** Opening SOURCE MATERIAL block **
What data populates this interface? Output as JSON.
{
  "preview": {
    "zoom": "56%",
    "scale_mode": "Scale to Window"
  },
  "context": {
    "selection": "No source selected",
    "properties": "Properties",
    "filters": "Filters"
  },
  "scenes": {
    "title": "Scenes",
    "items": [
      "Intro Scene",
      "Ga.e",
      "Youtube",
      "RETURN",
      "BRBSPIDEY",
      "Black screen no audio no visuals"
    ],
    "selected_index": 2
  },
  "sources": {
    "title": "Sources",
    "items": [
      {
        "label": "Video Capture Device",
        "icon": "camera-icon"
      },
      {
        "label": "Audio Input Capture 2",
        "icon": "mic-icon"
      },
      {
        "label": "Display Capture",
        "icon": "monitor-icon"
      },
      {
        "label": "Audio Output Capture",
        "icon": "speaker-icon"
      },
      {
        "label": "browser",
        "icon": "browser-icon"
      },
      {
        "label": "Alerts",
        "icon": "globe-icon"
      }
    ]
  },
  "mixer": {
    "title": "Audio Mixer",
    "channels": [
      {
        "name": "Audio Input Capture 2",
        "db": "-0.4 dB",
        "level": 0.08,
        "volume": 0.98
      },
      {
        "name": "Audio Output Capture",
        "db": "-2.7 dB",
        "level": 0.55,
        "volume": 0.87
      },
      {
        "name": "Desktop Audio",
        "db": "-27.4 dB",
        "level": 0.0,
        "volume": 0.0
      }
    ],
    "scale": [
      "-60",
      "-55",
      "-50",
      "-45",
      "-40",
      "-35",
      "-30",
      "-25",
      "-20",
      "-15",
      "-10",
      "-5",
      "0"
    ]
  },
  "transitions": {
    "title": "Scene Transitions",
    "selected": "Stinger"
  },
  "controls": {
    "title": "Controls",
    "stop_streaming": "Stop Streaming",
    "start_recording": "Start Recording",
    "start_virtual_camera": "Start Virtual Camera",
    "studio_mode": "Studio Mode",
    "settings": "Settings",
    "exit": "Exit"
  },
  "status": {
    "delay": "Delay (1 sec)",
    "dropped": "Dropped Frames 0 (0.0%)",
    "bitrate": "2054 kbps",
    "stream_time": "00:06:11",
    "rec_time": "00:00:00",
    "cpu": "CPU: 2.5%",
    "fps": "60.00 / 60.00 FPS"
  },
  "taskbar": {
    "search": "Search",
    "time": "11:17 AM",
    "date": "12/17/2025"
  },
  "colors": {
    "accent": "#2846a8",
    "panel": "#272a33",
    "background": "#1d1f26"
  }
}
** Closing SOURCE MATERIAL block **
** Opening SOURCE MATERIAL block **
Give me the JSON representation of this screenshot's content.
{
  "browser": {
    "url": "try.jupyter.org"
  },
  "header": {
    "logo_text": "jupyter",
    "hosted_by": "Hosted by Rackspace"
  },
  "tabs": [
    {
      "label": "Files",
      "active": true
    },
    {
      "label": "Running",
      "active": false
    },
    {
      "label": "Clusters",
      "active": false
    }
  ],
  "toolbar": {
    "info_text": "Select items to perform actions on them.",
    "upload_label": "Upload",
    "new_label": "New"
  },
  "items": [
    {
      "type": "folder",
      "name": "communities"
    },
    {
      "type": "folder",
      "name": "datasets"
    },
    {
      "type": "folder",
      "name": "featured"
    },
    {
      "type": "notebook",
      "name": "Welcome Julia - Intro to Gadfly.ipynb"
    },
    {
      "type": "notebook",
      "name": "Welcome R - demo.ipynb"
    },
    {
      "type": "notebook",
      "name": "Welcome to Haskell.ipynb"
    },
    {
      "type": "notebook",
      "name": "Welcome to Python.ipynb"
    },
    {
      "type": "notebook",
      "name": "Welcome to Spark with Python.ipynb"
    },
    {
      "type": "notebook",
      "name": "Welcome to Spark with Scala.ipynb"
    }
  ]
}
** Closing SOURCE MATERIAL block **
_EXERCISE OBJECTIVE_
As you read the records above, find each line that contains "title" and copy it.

_ANSWER SPACE_
    "title": "Scenes",
    "title": "Sources",
    "title": "Audio Mixer",
    "title": "Scene Transitions",
    "title": "Controls",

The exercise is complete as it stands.